I’m still trying to figure out the right balance between being a helicopter mom and being too lax—it’s tough if you have anxiety about being both ;). But I’m getting a lot better. And I figure that I’m always going to be more of a high-strung mom, someone who doesn’t quite look blissful and at ease all the time, because medication aside, I don’t seem to be wired that way. But I’m starting to be more accepting of myself.
I’ll write more posts about postpartum anxiety and depression in the future; not because it’s fun, but because I think it’s necessary. We’re all aware of the stigmas surrounding mental health, but I don’t think that we talk a lot about postpartum conditions and they’re more common than a lot of us think. When my problems felt particularly difficult, I found little information online to help me and I didn’t have any friends who had experienced what I was going through (that I knew of). From what I know, motherhood is a big, wonderful, messy experience, and it is even more difficult if you’re dealing with a chemical imbalance that affects how you feel about your own parenting.
I’m obviously not a medical professional, but if you think that there’s a chance that you might have postpartum anxiety or depression, try doing a little research into it. You might start here.
If you have someone in your life that you can talk to, talk to them.
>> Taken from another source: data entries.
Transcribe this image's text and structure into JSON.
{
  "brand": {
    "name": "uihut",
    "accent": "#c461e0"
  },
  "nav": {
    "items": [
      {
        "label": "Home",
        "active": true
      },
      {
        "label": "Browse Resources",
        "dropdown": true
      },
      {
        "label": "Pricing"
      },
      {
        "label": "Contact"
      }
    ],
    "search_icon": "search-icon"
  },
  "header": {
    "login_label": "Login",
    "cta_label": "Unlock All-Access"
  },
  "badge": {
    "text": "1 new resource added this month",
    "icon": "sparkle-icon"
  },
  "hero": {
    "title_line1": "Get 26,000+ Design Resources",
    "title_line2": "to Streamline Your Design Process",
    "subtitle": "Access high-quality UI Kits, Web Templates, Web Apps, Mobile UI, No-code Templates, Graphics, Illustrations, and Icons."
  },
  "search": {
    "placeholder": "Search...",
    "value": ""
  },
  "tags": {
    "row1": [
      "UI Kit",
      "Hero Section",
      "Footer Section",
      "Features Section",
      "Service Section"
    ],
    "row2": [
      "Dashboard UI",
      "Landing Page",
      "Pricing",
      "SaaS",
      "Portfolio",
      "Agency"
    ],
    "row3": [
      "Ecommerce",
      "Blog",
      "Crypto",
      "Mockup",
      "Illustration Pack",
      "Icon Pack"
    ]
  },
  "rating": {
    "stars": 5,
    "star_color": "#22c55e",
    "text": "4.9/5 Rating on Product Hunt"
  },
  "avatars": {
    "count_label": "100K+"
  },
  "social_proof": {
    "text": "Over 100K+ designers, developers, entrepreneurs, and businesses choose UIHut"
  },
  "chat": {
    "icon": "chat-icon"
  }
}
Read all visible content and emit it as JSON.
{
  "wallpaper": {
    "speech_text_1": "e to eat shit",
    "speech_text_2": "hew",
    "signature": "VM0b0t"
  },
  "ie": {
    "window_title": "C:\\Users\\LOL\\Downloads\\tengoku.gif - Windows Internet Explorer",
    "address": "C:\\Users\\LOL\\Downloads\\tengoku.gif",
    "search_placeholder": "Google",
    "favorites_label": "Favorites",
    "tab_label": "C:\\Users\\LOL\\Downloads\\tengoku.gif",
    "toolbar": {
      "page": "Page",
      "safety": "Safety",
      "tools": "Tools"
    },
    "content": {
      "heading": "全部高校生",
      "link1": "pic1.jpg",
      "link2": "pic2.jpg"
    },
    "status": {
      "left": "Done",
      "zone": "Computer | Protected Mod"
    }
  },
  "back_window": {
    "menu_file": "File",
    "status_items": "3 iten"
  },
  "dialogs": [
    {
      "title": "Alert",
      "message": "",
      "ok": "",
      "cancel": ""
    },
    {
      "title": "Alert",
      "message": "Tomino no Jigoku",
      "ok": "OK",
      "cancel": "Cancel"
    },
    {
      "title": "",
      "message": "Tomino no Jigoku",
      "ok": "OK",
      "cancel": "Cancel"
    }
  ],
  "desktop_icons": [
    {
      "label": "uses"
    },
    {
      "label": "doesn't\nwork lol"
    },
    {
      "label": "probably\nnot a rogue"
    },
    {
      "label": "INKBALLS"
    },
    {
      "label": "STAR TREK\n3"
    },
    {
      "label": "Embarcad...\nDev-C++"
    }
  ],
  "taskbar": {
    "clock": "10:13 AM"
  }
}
I woke my husband up on one of his days off work to tell him my worries and fears, and he ended up soothing me and comforting me greatly. I promised him for better or worse, in sickness and in health, but I never foresaw that I would have this particular kind of sickness. Still, this experience has shown me even more than before that he is an amazing partner and friend.
And finally, consider finding a therapist. As much as I appreciated having my husband to confide in, I knew that I didn’t need to make him my therapist. It can be really, really tough to think about confiding so much of your scraped, raw insides to a complete stranger, but it has been one of the most rewarding experiences of my life.
I repeat, I’m not a medical professional, but I’m also here if you need some encouragement.
It can be tough being a mom, as you know. But you’re doing a really great job.
About the Author
When my toddler and infant sleep--or are otherwise engaged--I write, read, and eat lots of chocolate.